1. Do More Better: A Practical Guide to Productivity by Tim Challies (Cruciform Press, 2015).  I read this one with Challie’s 10 Day Challenge that Image result for Do More Betterbegan this year.  My life has run all the more smoother because of this book.  This is not a hard read at all.  It is definitely worth taking the 10 days to go over it with each chapter.  It is filled with practical advice and steps to be more productive.  I love his definition of what it means to be productive and that it is thoroughly Christian throughout, though a non-Christian would definitely be able to use it as well.

tr1I will say that The Rise of Theodore Roosevelt by Edmund Morris (Random House, 2001) should be on this list.  However, as of writing this post, I am not quite finished with the book.  This massive book is all about TR’s life, from birth through his becoming president upon the assasination of President McKinley.  Morris is a master story-teller and this book is a Dee-light to read.  TR was a bigger-than-life gentleman.  His many accomplishments in life is simply unbelievable.

A Biography Kind of Year: 2017

This past summer I was able to pick up several second-hand biographies from my local library thanks to the St. Charles Library Foundation.  I have already started one of those:  The Rise of Theodore Roosevelt by Edmund Morris.  I must say that while this is a very thick book (741 pages w/out acknowledgments, notes, etc.), it is actually a page-turner.  My hope is to finish this book by year’s end, and begin its sequel (Theodore Rex) in the new year.  Perhaps finish up the third part of the trilogy (Colonel Roosevelt) by Christmas, 2017.

Image result for john wayne the man behind the mythThere are others however that I picked up that I am hoping to get through.  The fear that I have in reading these bios is simply that my perception of the person will change for the worse.  Most of these people I know in name only or by characters they played on television and movies.  I have preconceived ideas of who they were and what they were about, but those notions are baseless.  So as I pick up John Wayne: The Man Behind the Myth by Michael Munn or Enchantment: The Life of Audrey Hepburn by Donald
Spoto I wonder if I will end up no longer admiring them.  What if they turn out not to beImage result for Enchanted: Audrey Hepburn
the people I have so-long believed them to be?  Obviously no one is exactly what one would picture them to be, but what if they are not even close?  Will I lose all respect for them and not be able to speak of them without a bitter taste in my mouth?  Will I even be able to watch their movies anymore?  I suppose in the end, my desire to know the truth about these celebrities is more important to me.

Image result for tecumseh sherman biographyOf course, there is the opposite idea as well.
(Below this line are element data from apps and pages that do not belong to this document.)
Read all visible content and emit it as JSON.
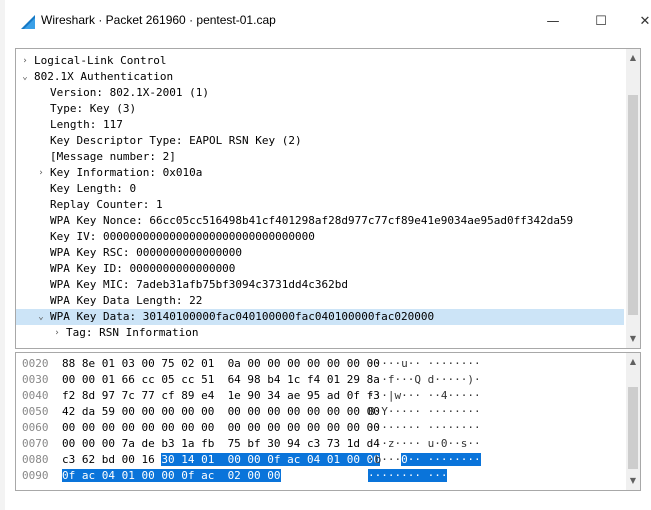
{
  "window": {
    "title": "Wireshark · Packet 261960 · pentest-01.cap",
    "minimize": "—",
    "maximize": "☐",
    "close": "✕"
  },
  "tree": {
    "rows": [
      {
        "text": "Logical-Link Control",
        "expander": "›"
      },
      {
        "text": "802.1X Authentication",
        "expander": "⌄"
      },
      {
        "text": "Version: 802.1X-2001 (1)",
        "expander": ""
      },
      {
        "text": "Type: Key (3)",
        "expander": ""
      },
      {
        "text": "Length: 117",
        "expander": ""
      },
      {
        "text": "Key Descriptor Type: EAPOL RSN Key (2)",
        "expander": ""
      },
      {
        "text": "[Message number: 2]",
        "expander": ""
      },
      {
        "text": "Key Information: 0x010a",
        "expander": "›"
      },
      {
        "text": "Key Length: 0",
        "expander": ""
      },
      {
        "text": "Replay Counter: 1",
        "expander": ""
      },
      {
        "text": "WPA Key Nonce: 66cc05cc516498b41cf401298af28d977c77cf89e41e9034ae95ad0ff342da59",
        "expander": ""
      },
      {
        "text": "Key IV: 00000000000000000000000000000000",
        "expander": ""
      },
      {
        "text": "WPA Key RSC: 0000000000000000",
        "expander": ""
      },
      {
        "text": "WPA Key ID: 0000000000000000",
        "expander": ""
      },
      {
        "text": "WPA Key MIC: 7adeb31afb75bf3094c3731dd4c362bd",
        "expander": ""
      },
      {
        "text": "WPA Key Data Length: 22",
        "expander": ""
      },
      {
        "text": "WPA Key Data: 30140100000fac040100000fac040100000fac020000",
        "expander": "⌄"
      },
      {
        "text": "Tag: RSN Information",
        "expander": "›"
      }
    ]
  },
  "hex": {
    "rows": [
      {
        "offset": "0020",
        "bytes": "88 8e 01 03 00 75 02 01  0a 00 00 00 00 00 00 00",
        "ascii": "·····u·· ········"
      },
      {
        "offset": "0030",
        "bytes": "00 00 01 66 cc 05 cc 51  64 98 b4 1c f4 01 29 8a",
        "ascii": "···f···Q d·····)·"
      },
      {
        "offset": "0040",
        "bytes": "f2 8d 97 7c 77 cf 89 e4  1e 90 34 ae 95 ad 0f f3",
        "ascii": "···|w··· ··4·····"
      },
      {
        "offset": "0050",
        "bytes": "42 da 59 00 00 00 00 00  00 00 00 00 00 00 00 00",
        "ascii": "B·Y····· ········"
      },
      {
        "offset": "0060",
        "bytes": "00 00 00 00 00 00 00 00  00 00 00 00 00 00 00 00",
        "ascii": "········ ········"
      },
      {
        "offset": "0070",
        "bytes": "00 00 00 7a de b3 1a fb  75 bf 30 94 c3 73 1d d4",
        "ascii": "···z···· u·0··s··"
      },
      {
        "offset": "0080",
        "bytes_plain": "c3 62 bd 00 16 ",
        "bytes_sel": "30 14 01  00 00 0f ac 04 01 00 00",
        "ascii_plain": "·b···",
        "ascii_sel": "0·· ········"
      },
      {
        "offset": "0090",
        "bytes_plain": "",
        "bytes_sel": "0f ac 04 01 00 00 0f ac  02 00 00",
        "ascii_plain": "",
        "ascii_sel": "········ ···"
      }
    ]
  },
  "colors": {
    "selection_row": "#cce4f7",
    "hex_selection": "#0a74da"
  }
}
Growing up in Georgia, I never heard any good word mentioned of William Tecumseh Shermon.  My plan is to read one (if not two) biographies on this hero of the North and devil to the South.  All I know about this man is his fiery March to the Sea.  Surely there was more to his life than that!  I look forward to seeing if he is the scoundrel that I have always heard he was.
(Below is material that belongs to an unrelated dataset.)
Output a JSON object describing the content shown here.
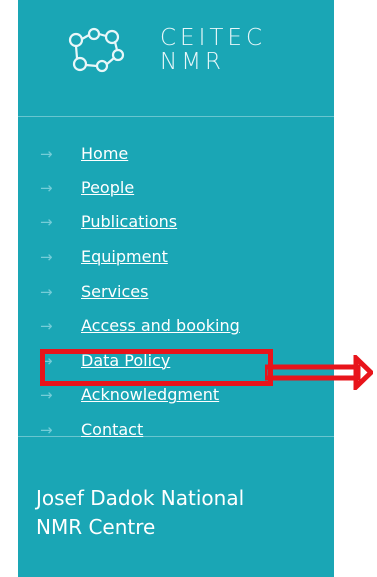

Of course there are more books: one on C. S. Lewis, one on John Knox (the great Scottish Reformer), and one on John Adams (you may have heard of it; it’s by McCullough).  But theGod's War.jpgbook I am most excited about and most hesitant on is not a biography, but a history.  God’s War: A New History of the Crusades by Christopher Tyreman is intimidating both for its size (900+ pages) and because I know so little and probably so much misinformation about the Crusades.  This one will have to be read throughout the entire year, chunk by chunk.
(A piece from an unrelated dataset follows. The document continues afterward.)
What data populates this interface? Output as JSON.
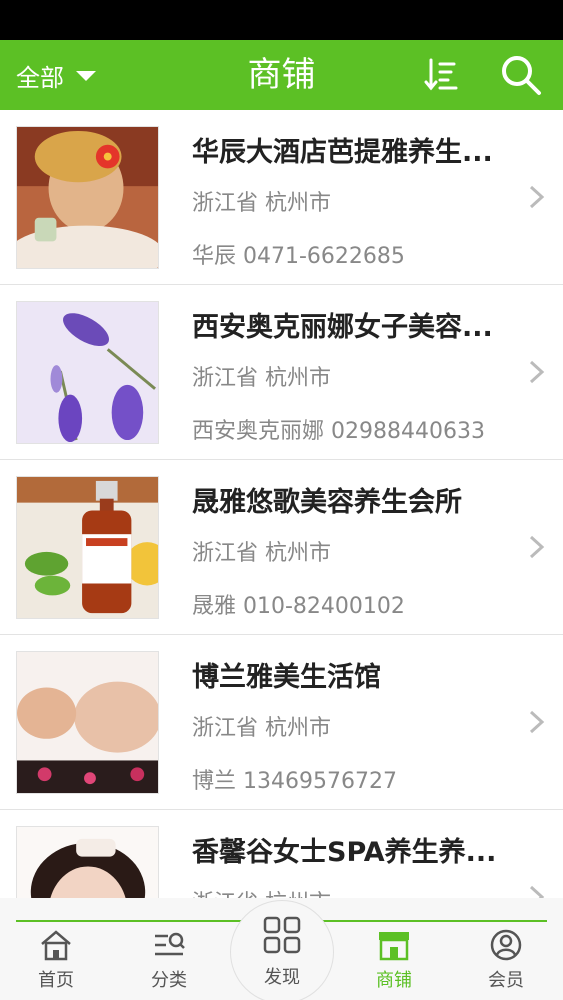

This past year I have read 31 books so far and hoping to finish out with 33.  That’s quite a feat for me.  I probably will not even come close to that in 2017 since many of the books I will be reading are taking me to depths unknown.  How about you?  Any books sitting on the shelf begging for some attention?